◆ What you need to do ◆
Write out the entries again. Match each one exactly.

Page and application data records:
◇ ◇ ◇ ◇ ◇
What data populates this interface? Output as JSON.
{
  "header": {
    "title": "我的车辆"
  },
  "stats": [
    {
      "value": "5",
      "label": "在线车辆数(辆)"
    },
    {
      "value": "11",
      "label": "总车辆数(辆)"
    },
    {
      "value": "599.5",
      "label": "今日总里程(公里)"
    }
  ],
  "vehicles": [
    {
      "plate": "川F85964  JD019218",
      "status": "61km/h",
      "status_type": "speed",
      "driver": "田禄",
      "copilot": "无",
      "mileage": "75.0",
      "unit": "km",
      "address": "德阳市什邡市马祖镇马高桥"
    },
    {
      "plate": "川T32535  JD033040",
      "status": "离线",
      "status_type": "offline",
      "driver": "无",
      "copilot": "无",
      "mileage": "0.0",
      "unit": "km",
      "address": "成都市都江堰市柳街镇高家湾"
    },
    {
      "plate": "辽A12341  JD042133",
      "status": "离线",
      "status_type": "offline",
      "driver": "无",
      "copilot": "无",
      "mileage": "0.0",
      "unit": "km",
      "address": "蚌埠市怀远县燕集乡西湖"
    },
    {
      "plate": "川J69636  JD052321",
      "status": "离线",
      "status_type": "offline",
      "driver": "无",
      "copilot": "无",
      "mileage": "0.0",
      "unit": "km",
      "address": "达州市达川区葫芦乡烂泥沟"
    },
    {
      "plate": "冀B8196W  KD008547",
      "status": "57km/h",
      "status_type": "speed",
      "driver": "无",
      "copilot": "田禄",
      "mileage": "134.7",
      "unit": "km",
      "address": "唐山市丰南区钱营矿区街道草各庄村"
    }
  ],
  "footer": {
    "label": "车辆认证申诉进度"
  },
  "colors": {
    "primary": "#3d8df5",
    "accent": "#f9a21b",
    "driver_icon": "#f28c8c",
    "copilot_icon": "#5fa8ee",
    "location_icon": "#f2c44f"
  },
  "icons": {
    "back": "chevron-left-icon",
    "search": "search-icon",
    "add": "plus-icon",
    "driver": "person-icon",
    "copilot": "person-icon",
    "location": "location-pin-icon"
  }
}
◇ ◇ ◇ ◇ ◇
◆ Your solution ◆
What data populates this interface? Output as JSON.
{
  "header": {
    "title": "我的车辆"
  },
  "stats": [
    {
      "value": "5",
      "label": "在线车辆数(辆)"
    },
    {
      "value": "11",
      "label": "总车辆数(辆)"
    },
    {
      "value": "599.5",
      "label": "今日总里程(公里)"
    }
  ],
  "vehicles": [
    {
      "plate": "川F85964  JD019218",
      "status": "61km/h",
      "status_type": "speed",
      "driver": "田禄",
      "copilot": "无",
      "mileage": "75.0",
      "unit": "km",
      "address": "德阳市什邡市马祖镇马高桥"
    },
    {
      "plate": "川T32535  JD033040",
      "status": "离线",
      "status_type": "offline",
      "driver": "无",
      "copilot": "无",
      "mileage": "0.0",
      "unit": "km",
      "address": "成都市都江堰市柳街镇高家湾"
    },
    {
      "plate": "辽A12341  JD042133",
      "status": "离线",
      "status_type": "offline",
      "driver": "无",
      "copilot": "无",
      "mileage": "0.0",
      "unit": "km",
      "address": "蚌埠市怀远县燕集乡西湖"
    },
    {
      "plate": "川J69636  JD052321",
      "status": "离线",
      "status_type": "offline",
      "driver": "无",
      "copilot": "无",
      "mileage": "0.0",
      "unit": "km",
      "address": "达州市达川区葫芦乡烂泥沟"
    },
    {
      "plate": "冀B8196W  KD008547",
      "status": "57km/h",
      "status_type": "speed",
      "driver": "无",
      "copilot": "田禄",
      "mileage": "134.7",
      "unit": "km",
      "address": "唐山市丰南区钱营矿区街道草各庄村"
    }
  ],
  "footer": {
    "label": "车辆认证申诉进度"
  },
  "colors": {
    "primary": "#3d8df5",
    "accent": "#f9a21b",
    "driver_icon": "#f28c8c",
    "copilot_icon": "#5fa8ee",
    "location_icon": "#f2c44f"
  },
  "icons": {
    "back": "chevron-left-icon",
    "search": "search-icon",
    "add": "plus-icon",
    "driver": "person-icon",
    "copilot": "person-icon",
    "location": "location-pin-icon"
  }
}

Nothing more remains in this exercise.